Red Flag #1: Thinking You Don’t Need the Money

I don’t have anything against hobbyists, but it’s hard to be successful when you don’t have a motivating drive. I cringe when I hear new advisors say, “Well, I don’t really need the money.” A little bit of hunger will light a fire under you, and it will keep you propelling yourself forward when things get rough.

Red Flag #2: Having No Savings

The opposite of not needing the money in the early years is needing all the money. Earlier we went over the success flags that I love to see. Like I mentioned, years one through three-five can be financially exhausting as you start your own practice. If you don’t have a safety net, it can be an incredibly stressful path. Make sure you have a savings to fall back on before taking the plunge – preferably enough to get you through the startup years and then some. Additionally, any added money stress is a total confidence killer. When you’re trying to start your own business, confidence is key. Skip anything that’s going to cut you down.

Red Flag #3: Being a Penny Pincher

Yes, starting a financial planning practice is financially tricky. But do you know what’s trickier? Not having the tools you need to grow when you need them. Some things are expensive, like different software or group memberships. But if they’ll free up more time for you to do what you do best – plan! – or if they’ll add value to your practice, they’re probably worth spending a little extra on. Don’t hold your wallet too tightly.

Red Flag #4: Being a Sally Spender

On the flip side, you don’t need to buy every single new tool or technology that gets pushed in front of you, either. You could have the most amazing technology package in the world, but if you don’t have the client base to support it, then it doesn’t amount to a hill of beans. The best way to go about the spend/save balance is to carefully evaluate everything you purchase. Spend money on things you think will have a legitimate ROI.

Red Flag #5: Lacking Confidence in Your Value

There is absolutely a learning curve when you start your financial planning practice. But that doesn’t mean you should let these initial touch-and-go years derail your confidence. You got into this industry because you’re passionate about financial planning. You bring so much value to your clients. You have your education. Regardless of whatever your designation status may be, CFP, CPA/PFS, candidate, or in the midst of your education - you know so much more that the average Joe! You bring a network of colleagues you can rely on and your drive to improve the planning profession and your clients' lives. Don’t undersell yourself.

Red Flag #6: Being Over Confident

The opposite of that last extreme is being overconfident. I always get a sticky kind of feeling when I meet a brand new advisor who shuns advice or is super cocky about having it all together. News flash: Literally nobody has it all together when they’re just starting out. I have seen far too many of those same over confident “gurus” come back, tail between their legs, saying they wish they’d listened a little more. So, what’s the takeaway here? Be confident, just not so confident you forget to listen to people who know more than you and can help you find success.

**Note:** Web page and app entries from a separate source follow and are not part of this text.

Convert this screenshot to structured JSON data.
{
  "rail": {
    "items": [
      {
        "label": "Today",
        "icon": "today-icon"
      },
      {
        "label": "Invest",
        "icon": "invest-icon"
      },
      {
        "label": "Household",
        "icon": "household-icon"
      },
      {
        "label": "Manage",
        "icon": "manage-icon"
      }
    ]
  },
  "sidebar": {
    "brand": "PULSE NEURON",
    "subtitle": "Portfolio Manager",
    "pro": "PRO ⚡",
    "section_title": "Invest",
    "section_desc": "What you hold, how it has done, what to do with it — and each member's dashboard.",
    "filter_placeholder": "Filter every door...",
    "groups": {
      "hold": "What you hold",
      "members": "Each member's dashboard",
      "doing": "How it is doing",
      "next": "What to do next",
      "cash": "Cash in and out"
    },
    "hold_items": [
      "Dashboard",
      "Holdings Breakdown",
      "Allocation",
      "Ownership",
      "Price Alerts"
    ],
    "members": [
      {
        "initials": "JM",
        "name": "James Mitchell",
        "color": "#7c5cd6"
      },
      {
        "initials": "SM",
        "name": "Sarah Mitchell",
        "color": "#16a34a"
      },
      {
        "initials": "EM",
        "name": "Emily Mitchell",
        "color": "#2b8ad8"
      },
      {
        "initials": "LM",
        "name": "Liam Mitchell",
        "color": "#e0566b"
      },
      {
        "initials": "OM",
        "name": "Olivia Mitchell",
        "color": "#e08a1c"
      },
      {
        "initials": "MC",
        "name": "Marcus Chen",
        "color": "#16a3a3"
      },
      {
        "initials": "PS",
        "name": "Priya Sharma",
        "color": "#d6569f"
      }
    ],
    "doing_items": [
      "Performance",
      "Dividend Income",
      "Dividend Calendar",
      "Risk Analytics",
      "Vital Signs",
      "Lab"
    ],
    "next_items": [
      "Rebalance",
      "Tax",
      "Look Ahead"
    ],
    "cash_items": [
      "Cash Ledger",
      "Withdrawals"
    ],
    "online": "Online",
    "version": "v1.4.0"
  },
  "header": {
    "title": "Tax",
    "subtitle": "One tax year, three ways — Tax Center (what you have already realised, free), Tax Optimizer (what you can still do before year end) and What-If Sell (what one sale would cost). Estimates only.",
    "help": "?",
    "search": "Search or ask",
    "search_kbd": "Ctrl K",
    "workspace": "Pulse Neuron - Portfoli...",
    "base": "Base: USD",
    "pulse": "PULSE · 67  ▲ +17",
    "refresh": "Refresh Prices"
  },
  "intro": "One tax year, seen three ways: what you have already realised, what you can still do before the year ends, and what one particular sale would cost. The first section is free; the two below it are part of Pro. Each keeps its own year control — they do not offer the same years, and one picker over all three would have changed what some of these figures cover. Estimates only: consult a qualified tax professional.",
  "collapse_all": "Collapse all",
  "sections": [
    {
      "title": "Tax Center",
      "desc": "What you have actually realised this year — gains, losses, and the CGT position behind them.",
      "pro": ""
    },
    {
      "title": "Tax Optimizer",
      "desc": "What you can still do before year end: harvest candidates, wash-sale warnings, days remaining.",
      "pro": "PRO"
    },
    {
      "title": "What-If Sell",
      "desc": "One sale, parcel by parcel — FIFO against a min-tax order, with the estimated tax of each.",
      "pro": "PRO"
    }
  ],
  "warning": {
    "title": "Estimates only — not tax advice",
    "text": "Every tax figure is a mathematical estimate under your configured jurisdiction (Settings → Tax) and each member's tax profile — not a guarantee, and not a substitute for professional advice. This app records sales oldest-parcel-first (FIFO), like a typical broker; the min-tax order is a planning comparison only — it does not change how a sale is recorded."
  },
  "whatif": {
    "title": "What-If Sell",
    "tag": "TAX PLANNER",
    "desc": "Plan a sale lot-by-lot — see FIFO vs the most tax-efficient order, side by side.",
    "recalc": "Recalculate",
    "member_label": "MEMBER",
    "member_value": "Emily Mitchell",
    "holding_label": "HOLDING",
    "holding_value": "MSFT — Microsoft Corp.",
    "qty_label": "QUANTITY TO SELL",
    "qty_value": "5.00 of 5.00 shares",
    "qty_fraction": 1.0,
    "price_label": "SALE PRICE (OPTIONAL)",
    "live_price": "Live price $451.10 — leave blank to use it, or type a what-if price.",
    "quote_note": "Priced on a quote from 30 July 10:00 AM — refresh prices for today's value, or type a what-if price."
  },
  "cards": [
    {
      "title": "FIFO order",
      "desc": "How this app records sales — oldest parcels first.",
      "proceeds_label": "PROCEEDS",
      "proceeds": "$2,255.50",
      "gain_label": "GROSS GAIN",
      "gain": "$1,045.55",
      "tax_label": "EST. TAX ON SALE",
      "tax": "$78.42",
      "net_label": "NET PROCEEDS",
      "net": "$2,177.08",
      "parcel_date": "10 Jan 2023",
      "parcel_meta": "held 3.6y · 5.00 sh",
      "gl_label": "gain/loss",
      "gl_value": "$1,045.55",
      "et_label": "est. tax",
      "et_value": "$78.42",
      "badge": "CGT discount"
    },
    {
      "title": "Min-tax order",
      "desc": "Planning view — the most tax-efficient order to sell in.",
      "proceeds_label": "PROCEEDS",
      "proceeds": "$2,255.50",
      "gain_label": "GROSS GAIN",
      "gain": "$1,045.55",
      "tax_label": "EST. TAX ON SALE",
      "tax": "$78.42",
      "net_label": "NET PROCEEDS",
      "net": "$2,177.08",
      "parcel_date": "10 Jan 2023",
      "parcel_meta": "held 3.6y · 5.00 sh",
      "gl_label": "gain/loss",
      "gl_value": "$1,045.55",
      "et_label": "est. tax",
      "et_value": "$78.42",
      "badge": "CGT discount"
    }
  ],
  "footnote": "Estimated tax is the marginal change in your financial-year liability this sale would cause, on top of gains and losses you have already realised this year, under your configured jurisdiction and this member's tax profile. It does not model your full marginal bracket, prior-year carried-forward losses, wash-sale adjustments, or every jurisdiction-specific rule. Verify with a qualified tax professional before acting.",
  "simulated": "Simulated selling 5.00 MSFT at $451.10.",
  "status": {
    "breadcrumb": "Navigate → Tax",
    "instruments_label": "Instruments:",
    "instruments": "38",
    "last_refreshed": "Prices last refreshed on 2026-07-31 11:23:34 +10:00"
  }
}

Red Flag #7: Not Having a Support System

This is the biggest red flag I’ve seen so far, which is why I’ve saved it for last. It doesn’t matter who your support system is made up of. It can be friends, family, a partner, a spouse, or colleagues. You will need them. The road to success is rough and long. You want people to be there when you need them. You also want people to be there when you’re ready to celebrate your wins! Loners who don’t have a ton of support tend to have a tough time. Seek people out and nurture those relationships from the beginning.

The more self-awareness you can bring to the table, the better off you’ll be. It’s okay to admit where you’re falling down, and it’s equally okay (more than okay!) to celebrate when you’re doing something well. Don’t get so wrapped up in your own business that you forget to acknowledge your successes or forget about the things you need to improve on. I want to see all of you fly your sparkly, glitter-covered flags of success. Let’s get you on the path to make that happen!